Enormous graffiti murals becoming Moscow’s signature look (PHOTOS)
Vova Nootk, Astrakhanskiy lane 8
This mural won 1st prize at the Moscow Street Art Festival in 2012. Nootk painted the wall all by himself, working seven hours a day for five days. He used 200 cans of spray paint in the process.
Artem Stefanov, Arma 17
Stefanov's piece, called Hypnosis, was inspired by the 'glitch effect' of altered reality.
Alexey Kio, 1st Yamskogo Polya
Aleksey Kio's signature geometrical style shines through in this brightly-colored mural – a step away from his usual monochrome.
Zmogk, Kozhevnicheskaya 6
Some street art in Moscow is used for commercial purposes, like this stunning piece by Konstantin Zmogk, promoting a fashion brand in central Moscow.
Misha Most, Krasnaya Presnya
Other murals appear on a 'guerrilla' basis, like this one by the enigmatic and elusive artist Misha Most, part of the ‘Zachem’ (What for) gang – Moscow's signature rebel slogan that the artists spread worldwide during their tours. Spot a ‘3a4em’ sticker or graffiti in your city, and you’ll know where it came from.
Project Nasledie, Bolshoy Afanasievsky, 33
Artists from the ‘Nasledie’ (Heritage) project have created a number of huge portraits of Russia's outstanding cultural figures across the capital. A six-story image of writer Mikhail Bulgakov can be seen in Moscow's historic Kropotkinskaya district, where the action in Bulgakov's world-famous novel ‘The Master and Margarita’ largely took place.
Project Set, Sadovaya-Spasskaya, 18/1

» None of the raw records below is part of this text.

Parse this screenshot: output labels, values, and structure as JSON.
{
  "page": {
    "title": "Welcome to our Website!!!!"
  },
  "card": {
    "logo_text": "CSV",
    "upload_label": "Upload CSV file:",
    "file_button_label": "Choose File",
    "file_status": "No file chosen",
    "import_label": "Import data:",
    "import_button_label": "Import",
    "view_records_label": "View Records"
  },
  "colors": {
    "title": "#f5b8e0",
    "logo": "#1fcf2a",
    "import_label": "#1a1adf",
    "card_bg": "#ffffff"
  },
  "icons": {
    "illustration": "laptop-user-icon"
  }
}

Russia's pro-government youth movement known as ‘Project Set’ (Project Network) recently created controversial graffiti on one of the city's main roads, the Garden Ring. The group says its design showing a bear dressing the doves of peace in body armor is a birthday present to Russian President Vladimir Putin. It claims the mural is a "prequel" to the famous piece by the British artist Banksy in Palestine, the ‘Armored Dove’. The image represents the idea that Russia is the nation responsible for providing safety for the rest of the world, the group explains.
Some murals hardly come under the definition of street art because they were sanctioned and ordered by the authorities, like the one above, celebrating 75 years since the Battle of Moscow during World War II.
Or this piece right in the city center, dedicated to Princes Minin and Pozharsky, who defended Moscow from a Polish invasion in the 17th century.
Although they have spread like wildfire in the past few years, thankfully these synthetic examples of street art are not the only designs gracing the walls of Moscow's buildings.
Street art festivals are a good example of a fruitful collaboration between artists and the authorities. And thanks to many such events held in the city, Moscow now has a lot to offer to graffiti lovers worldwide.
Alexey Luka, Garden Ring
Alexey Luka always considers the surroundings his art seamlessly blends into, working together with the colors of the landscape.
The local art scene has been livened up by foreign graffiti artists who have left their mark in Russia's capital.
Kobra, Bolshaya Dmitrovka
Kobra, from Portugal, painted a stunning tribute to superstar Russian ballerina Maya Plisetskaya.
3TTMAN, Orekhovy Boulevard
French artist 3TTAMN painted this mural in 2013, brightening up the Moscow suburbs.
Elias from Argentina painted the walls of the Meridian Art Center's brutalist building.